PROBLEM DESCRIPTION => Exactly as written, print each of the entries.

Saved data entries
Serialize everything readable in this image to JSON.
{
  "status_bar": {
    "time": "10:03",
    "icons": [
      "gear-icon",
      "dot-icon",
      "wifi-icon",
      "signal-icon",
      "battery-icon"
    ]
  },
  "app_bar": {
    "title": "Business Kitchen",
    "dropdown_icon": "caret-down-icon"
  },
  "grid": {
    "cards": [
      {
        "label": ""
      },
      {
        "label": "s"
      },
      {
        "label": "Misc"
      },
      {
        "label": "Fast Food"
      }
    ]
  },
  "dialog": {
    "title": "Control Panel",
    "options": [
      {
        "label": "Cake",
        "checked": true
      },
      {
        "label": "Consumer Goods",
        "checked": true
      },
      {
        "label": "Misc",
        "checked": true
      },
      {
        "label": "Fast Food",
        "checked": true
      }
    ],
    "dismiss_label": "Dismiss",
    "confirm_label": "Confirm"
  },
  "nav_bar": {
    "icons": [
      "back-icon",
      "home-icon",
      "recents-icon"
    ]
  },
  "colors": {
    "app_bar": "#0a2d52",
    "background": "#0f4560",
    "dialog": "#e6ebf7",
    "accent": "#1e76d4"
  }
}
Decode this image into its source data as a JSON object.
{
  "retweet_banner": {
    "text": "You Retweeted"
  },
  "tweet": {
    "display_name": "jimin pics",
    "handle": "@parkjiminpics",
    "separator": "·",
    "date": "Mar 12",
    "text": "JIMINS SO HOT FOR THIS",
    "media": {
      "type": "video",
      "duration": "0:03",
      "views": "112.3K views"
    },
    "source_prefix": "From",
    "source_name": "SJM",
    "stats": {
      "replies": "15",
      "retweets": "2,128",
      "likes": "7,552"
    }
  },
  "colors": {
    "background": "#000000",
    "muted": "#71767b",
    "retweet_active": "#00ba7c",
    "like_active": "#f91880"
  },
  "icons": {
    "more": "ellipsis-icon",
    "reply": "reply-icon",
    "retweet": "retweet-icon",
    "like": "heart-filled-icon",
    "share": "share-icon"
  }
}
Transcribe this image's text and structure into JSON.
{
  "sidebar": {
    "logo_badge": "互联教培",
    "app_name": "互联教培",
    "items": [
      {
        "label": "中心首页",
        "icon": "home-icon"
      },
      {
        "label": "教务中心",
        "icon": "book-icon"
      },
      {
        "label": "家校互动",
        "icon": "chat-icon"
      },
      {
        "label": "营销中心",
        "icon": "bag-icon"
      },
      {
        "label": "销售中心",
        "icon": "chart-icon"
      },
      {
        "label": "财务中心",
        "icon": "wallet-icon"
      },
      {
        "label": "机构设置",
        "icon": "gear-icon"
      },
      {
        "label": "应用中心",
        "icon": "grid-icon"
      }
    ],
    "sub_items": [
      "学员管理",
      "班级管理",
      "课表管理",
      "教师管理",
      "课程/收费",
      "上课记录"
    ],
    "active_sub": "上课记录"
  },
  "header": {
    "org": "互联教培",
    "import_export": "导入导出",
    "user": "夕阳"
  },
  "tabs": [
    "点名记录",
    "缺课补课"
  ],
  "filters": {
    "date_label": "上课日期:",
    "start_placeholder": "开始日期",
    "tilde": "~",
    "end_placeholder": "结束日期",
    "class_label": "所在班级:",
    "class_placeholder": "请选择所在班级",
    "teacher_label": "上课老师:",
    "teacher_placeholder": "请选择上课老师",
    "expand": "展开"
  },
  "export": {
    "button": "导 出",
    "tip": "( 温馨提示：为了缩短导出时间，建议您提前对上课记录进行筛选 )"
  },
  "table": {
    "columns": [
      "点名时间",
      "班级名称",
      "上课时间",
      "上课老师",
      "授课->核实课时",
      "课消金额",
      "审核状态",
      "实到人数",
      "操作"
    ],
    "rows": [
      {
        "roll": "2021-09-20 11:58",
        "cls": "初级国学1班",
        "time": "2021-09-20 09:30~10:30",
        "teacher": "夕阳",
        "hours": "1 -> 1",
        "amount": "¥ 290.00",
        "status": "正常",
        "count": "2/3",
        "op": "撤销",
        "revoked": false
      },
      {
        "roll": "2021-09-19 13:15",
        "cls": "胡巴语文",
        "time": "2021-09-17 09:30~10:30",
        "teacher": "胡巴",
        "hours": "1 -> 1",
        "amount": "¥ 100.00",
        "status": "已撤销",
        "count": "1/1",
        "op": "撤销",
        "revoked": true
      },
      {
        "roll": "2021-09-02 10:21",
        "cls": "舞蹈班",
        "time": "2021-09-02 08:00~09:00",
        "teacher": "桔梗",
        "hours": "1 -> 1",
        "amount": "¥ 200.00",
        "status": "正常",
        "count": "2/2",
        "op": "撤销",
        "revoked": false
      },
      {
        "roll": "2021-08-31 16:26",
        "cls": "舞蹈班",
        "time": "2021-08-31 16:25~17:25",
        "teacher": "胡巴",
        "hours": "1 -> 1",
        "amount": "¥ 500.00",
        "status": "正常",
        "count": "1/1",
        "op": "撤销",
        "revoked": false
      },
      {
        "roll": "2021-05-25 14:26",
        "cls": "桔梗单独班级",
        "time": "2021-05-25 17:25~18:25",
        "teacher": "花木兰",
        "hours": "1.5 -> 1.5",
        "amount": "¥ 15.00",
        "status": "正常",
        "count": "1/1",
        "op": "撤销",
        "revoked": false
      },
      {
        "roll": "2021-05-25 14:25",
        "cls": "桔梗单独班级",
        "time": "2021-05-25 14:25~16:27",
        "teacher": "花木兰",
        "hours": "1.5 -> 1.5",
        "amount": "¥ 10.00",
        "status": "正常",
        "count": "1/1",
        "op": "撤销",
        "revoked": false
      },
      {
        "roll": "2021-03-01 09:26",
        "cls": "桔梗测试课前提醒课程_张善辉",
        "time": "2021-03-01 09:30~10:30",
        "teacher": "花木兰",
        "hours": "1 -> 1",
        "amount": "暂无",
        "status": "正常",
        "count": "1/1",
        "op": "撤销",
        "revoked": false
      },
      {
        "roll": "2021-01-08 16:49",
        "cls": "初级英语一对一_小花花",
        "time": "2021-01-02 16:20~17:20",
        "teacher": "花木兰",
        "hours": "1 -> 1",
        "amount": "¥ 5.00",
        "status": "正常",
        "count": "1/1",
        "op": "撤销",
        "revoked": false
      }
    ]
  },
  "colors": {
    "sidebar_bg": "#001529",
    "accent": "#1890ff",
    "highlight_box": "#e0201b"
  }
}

RESPONSE AREA =>
Serialize everything readable in this image to JSON.
{
  "status_bar": {
    "time": "10:03",
    "icons": [
      "gear-icon",
      "dot-icon",
      "wifi-icon",
      "signal-icon",
      "battery-icon"
    ]
  },
  "app_bar": {
    "title": "Business Kitchen",
    "dropdown_icon": "caret-down-icon"
  },
  "grid": {
    "cards": [
      {
        "label": ""
      },
      {
        "label": "s"
      },
      {
        "label": "Misc"
      },
      {
        "label": "Fast Food"
      }
    ]
  },
  "dialog": {
    "title": "Control Panel",
    "options": [
      {
        "label": "Cake",
        "checked": true
      },
      {
        "label": "Consumer Goods",
        "checked": true
      },
      {
        "label": "Misc",
        "checked": true
      },
      {
        "label": "Fast Food",
        "checked": true
      }
    ],
    "dismiss_label": "Dismiss",
    "confirm_label": "Confirm"
  },
  "nav_bar": {
    "icons": [
      "back-icon",
      "home-icon",
      "recents-icon"
    ]
  },
  "colors": {
    "app_bar": "#0a2d52",
    "background": "#0f4560",
    "dialog": "#e6ebf7",
    "accent": "#1e76d4"
  }
}
Decode this image into its source data as a JSON object.
{
  "retweet_banner": {
    "text": "You Retweeted"
  },
  "tweet": {
    "display_name": "jimin pics",
    "handle": "@parkjiminpics",
    "separator": "·",
    "date": "Mar 12",
    "text": "JIMINS SO HOT FOR THIS",
    "media": {
      "type": "video",
      "duration": "0:03",
      "views": "112.3K views"
    },
    "source_prefix": "From",
    "source_name": "SJM",
    "stats": {
      "replies": "15",
      "retweets": "2,128",
      "likes": "7,552"
    }
  },
  "colors": {
    "background": "#000000",
    "muted": "#71767b",
    "retweet_active": "#00ba7c",
    "like_active": "#f91880"
  },
  "icons": {
    "more": "ellipsis-icon",
    "reply": "reply-icon",
    "retweet": "retweet-icon",
    "like": "heart-filled-icon",
    "share": "share-icon"
  }
}
Transcribe this image's text and structure into JSON.
{
  "sidebar": {
    "logo_badge": "互联教培",
    "app_name": "互联教培",
    "items": [
      {
        "label": "中心首页",
        "icon": "home-icon"
      },
      {
        "label": "教务中心",
        "icon": "book-icon"
      },
      {
        "label": "家校互动",
        "icon": "chat-icon"
      },
      {
        "label": "营销中心",
        "icon": "bag-icon"
      },
      {
        "label": "销售中心",
        "icon": "chart-icon"
      },
      {
        "label": "财务中心",
        "icon": "wallet-icon"
      },
      {
        "label": "机构设置",
        "icon": "gear-icon"
      },
      {
        "label": "应用中心",
        "icon": "grid-icon"
      }
    ],
    "sub_items": [
      "学员管理",
      "班级管理",
      "课表管理",
      "教师管理",
      "课程/收费",
      "上课记录"
    ],
    "active_sub": "上课记录"
  },
  "header": {
    "org": "互联教培",
    "import_export": "导入导出",
    "user": "夕阳"
  },
  "tabs": [
    "点名记录",
    "缺课补课"
  ],
  "filters": {
    "date_label": "上课日期:",
    "start_placeholder": "开始日期",
    "tilde": "~",
    "end_placeholder": "结束日期",
    "class_label": "所在班级:",
    "class_placeholder": "请选择所在班级",
    "teacher_label": "上课老师:",
    "teacher_placeholder": "请选择上课老师",
    "expand": "展开"
  },
  "export": {
    "button": "导 出",
    "tip": "( 温馨提示：为了缩短导出时间，建议您提前对上课记录进行筛选 )"
  },
  "table": {
    "columns": [
      "点名时间",
      "班级名称",
      "上课时间",
      "上课老师",
      "授课->核实课时",
      "课消金额",
      "审核状态",
      "实到人数",
      "操作"
    ],
    "rows": [
      {
        "roll": "2021-09-20 11:58",
        "cls": "初级国学1班",
        "time": "2021-09-20 09:30~10:30",
        "teacher": "夕阳",
        "hours": "1 -> 1",
        "amount": "¥ 290.00",
        "status": "正常",
        "count": "2/3",
        "op": "撤销",
        "revoked": false
      },
      {
        "roll": "2021-09-19 13:15",
        "cls": "胡巴语文",
        "time": "2021-09-17 09:30~10:30",
        "teacher": "胡巴",
        "hours": "1 -> 1",
        "amount": "¥ 100.00",
        "status": "已撤销",
        "count": "1/1",
        "op": "撤销",
        "revoked": true
      },
      {
        "roll": "2021-09-02 10:21",
        "cls": "舞蹈班",
        "time": "2021-09-02 08:00~09:00",
        "teacher": "桔梗",
        "hours": "1 -> 1",
        "amount": "¥ 200.00",
        "status": "正常",
        "count": "2/2",
        "op": "撤销",
        "revoked": false
      },
      {
        "roll": "2021-08-31 16:26",
        "cls": "舞蹈班",
        "time": "2021-08-31 16:25~17:25",
        "teacher": "胡巴",
        "hours": "1 -> 1",
        "amount": "¥ 500.00",
        "status": "正常",
        "count": "1/1",
        "op": "撤销",
        "revoked": false
      },
      {
        "roll": "2021-05-25 14:26",
        "cls": "桔梗单独班级",
        "time": "2021-05-25 17:25~18:25",
        "teacher": "花木兰",
        "hours": "1.5 -> 1.5",
        "amount": "¥ 15.00",
        "status": "正常",
        "count": "1/1",
        "op": "撤销",
        "revoked": false
      },
      {
        "roll": "2021-05-25 14:25",
        "cls": "桔梗单独班级",
        "time": "2021-05-25 14:25~16:27",
        "teacher": "花木兰",
        "hours": "1.5 -> 1.5",
        "amount": "¥ 10.00",
        "status": "正常",
        "count": "1/1",
        "op": "撤销",
        "revoked": false
      },
      {
        "roll": "2021-03-01 09:26",
        "cls": "桔梗测试课前提醒课程_张善辉",
        "time": "2021-03-01 09:30~10:30",
        "teacher": "花木兰",
        "hours": "1 -> 1",
        "amount": "暂无",
        "status": "正常",
        "count": "1/1",
        "op": "撤销",
        "revoked": false
      },
      {
        "roll": "2021-01-08 16:49",
        "cls": "初级英语一对一_小花花",
        "time": "2021-01-02 16:20~17:20",
        "teacher": "花木兰",
        "hours": "1 -> 1",
        "amount": "¥ 5.00",
        "status": "正常",
        "count": "1/1",
        "op": "撤销",
        "revoked": false
      }
    ]
  },
  "colors": {
    "sidebar_bg": "#001529",
    "accent": "#1890ff",
    "highlight_box": "#e0201b"
  }
}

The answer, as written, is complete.